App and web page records
□ □ □ □

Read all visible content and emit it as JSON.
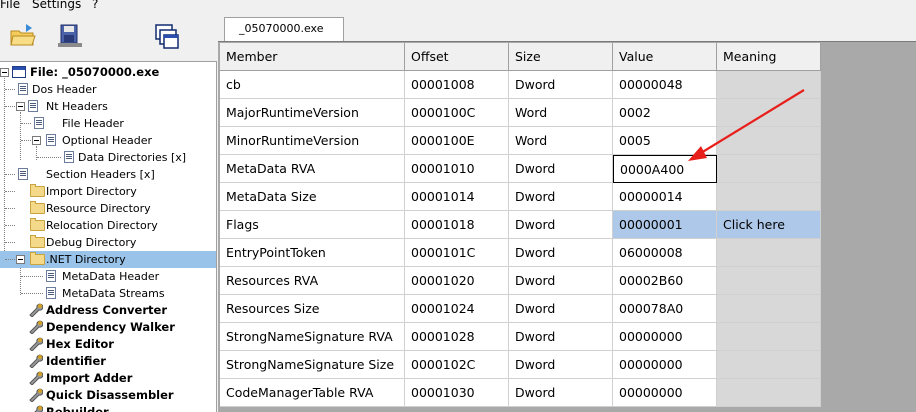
{
  "menu": {
    "file": "File",
    "settings": "Settings",
    "help": "?"
  },
  "toolbar": {
    "open_icon": "folder-open-icon",
    "save_icon": "save-icon",
    "windows_icon": "windows-icon"
  },
  "tab": {
    "label": "_05070000.exe"
  },
  "tree": {
    "root": "File: _05070000.exe",
    "items": [
      {
        "label": "Dos Header"
      },
      {
        "label": "Nt Headers"
      },
      {
        "label": "File Header"
      },
      {
        "label": "Optional Header"
      },
      {
        "label": "Data Directories [x]"
      },
      {
        "label": "Section Headers [x]"
      },
      {
        "label": "Import Directory"
      },
      {
        "label": "Resource Directory"
      },
      {
        "label": "Relocation Directory"
      },
      {
        "label": "Debug Directory"
      },
      {
        "label": ".NET Directory"
      },
      {
        "label": "MetaData Header"
      },
      {
        "label": "MetaData Streams"
      },
      {
        "label": "Address Converter"
      },
      {
        "label": "Dependency Walker"
      },
      {
        "label": "Hex Editor"
      },
      {
        "label": "Identifier"
      },
      {
        "label": "Import Adder"
      },
      {
        "label": "Quick Disassembler"
      },
      {
        "label": "Rebuilder"
      }
    ]
  },
  "table": {
    "headers": [
      "Member",
      "Offset",
      "Size",
      "Value",
      "Meaning"
    ],
    "rows": [
      [
        "cb",
        "00001008",
        "Dword",
        "00000048",
        ""
      ],
      [
        "MajorRuntimeVersion",
        "0000100C",
        "Word",
        "0002",
        ""
      ],
      [
        "MinorRuntimeVersion",
        "0000100E",
        "Word",
        "0005",
        ""
      ],
      [
        "MetaData RVA",
        "00001010",
        "Dword",
        "0000A400",
        ""
      ],
      [
        "MetaData Size",
        "00001014",
        "Dword",
        "00000014",
        ""
      ],
      [
        "Flags",
        "00001018",
        "Dword",
        "00000001",
        "Click here"
      ],
      [
        "EntryPointToken",
        "0000101C",
        "Dword",
        "06000008",
        ""
      ],
      [
        "Resources RVA",
        "00001020",
        "Dword",
        "00002B60",
        ""
      ],
      [
        "Resources Size",
        "00001024",
        "Dword",
        "000078A0",
        ""
      ],
      [
        "StrongNameSignature RVA",
        "00001028",
        "Dword",
        "00000000",
        ""
      ],
      [
        "StrongNameSignature Size",
        "0000102C",
        "Dword",
        "00000000",
        ""
      ],
      [
        "CodeManagerTable RVA",
        "00001030",
        "Dword",
        "00000000",
        ""
      ]
    ]
  },
  "colors": {
    "selection": "#99c3e8",
    "row_highlight": "#adc8e8",
    "annotation_arrow": "#e8201c"
  }
}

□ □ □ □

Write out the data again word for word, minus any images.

- [WRITTEN ANSWER]
Read all visible content and emit it as JSON.
{
  "menu": {
    "file": "File",
    "settings": "Settings",
    "help": "?"
  },
  "toolbar": {
    "open_icon": "folder-open-icon",
    "save_icon": "save-icon",
    "windows_icon": "windows-icon"
  },
  "tab": {
    "label": "_05070000.exe"
  },
  "tree": {
    "root": "File: _05070000.exe",
    "items": [
      {
        "label": "Dos Header"
      },
      {
        "label": "Nt Headers"
      },
      {
        "label": "File Header"
      },
      {
        "label": "Optional Header"
      },
      {
        "label": "Data Directories [x]"
      },
      {
        "label": "Section Headers [x]"
      },
      {
        "label": "Import Directory"
      },
      {
        "label": "Resource Directory"
      },
      {
        "label": "Relocation Directory"
      },
      {
        "label": "Debug Directory"
      },
      {
        "label": ".NET Directory"
      },
      {
        "label": "MetaData Header"
      },
      {
        "label": "MetaData Streams"
      },
      {
        "label": "Address Converter"
      },
      {
        "label": "Dependency Walker"
      },
      {
        "label": "Hex Editor"
      },
      {
        "label": "Identifier"
      },
      {
        "label": "Import Adder"
      },
      {
        "label": "Quick Disassembler"
      },
      {
        "label": "Rebuilder"
      }
    ]
  },
  "table": {
    "headers": [
      "Member",
      "Offset",
      "Size",
      "Value",
      "Meaning"
    ],
    "rows": [
      [
        "cb",
        "00001008",
        "Dword",
        "00000048",
        ""
      ],
      [
        "MajorRuntimeVersion",
        "0000100C",
        "Word",
        "0002",
        ""
      ],
      [
        "MinorRuntimeVersion",
        "0000100E",
        "Word",
        "0005",
        ""
      ],
      [
        "MetaData RVA",
        "00001010",
        "Dword",
        "0000A400",
        ""
      ],
      [
        "MetaData Size",
        "00001014",
        "Dword",
        "00000014",
        ""
      ],
      [
        "Flags",
        "00001018",
        "Dword",
        "00000001",
        "Click here"
      ],
      [
        "EntryPointToken",
        "0000101C",
        "Dword",
        "06000008",
        ""
      ],
      [
        "Resources RVA",
        "00001020",
        "Dword",
        "00002B60",
        ""
      ],
      [
        "Resources Size",
        "00001024",
        "Dword",
        "000078A0",
        ""
      ],
      [
        "StrongNameSignature RVA",
        "00001028",
        "Dword",
        "00000000",
        ""
      ],
      [
        "StrongNameSignature Size",
        "0000102C",
        "Dword",
        "00000000",
        ""
      ],
      [
        "CodeManagerTable RVA",
        "00001030",
        "Dword",
        "00000000",
        ""
      ]
    ]
  },
  "colors": {
    "selection": "#99c3e8",
    "row_highlight": "#adc8e8",
    "annotation_arrow": "#e8201c"
  }
}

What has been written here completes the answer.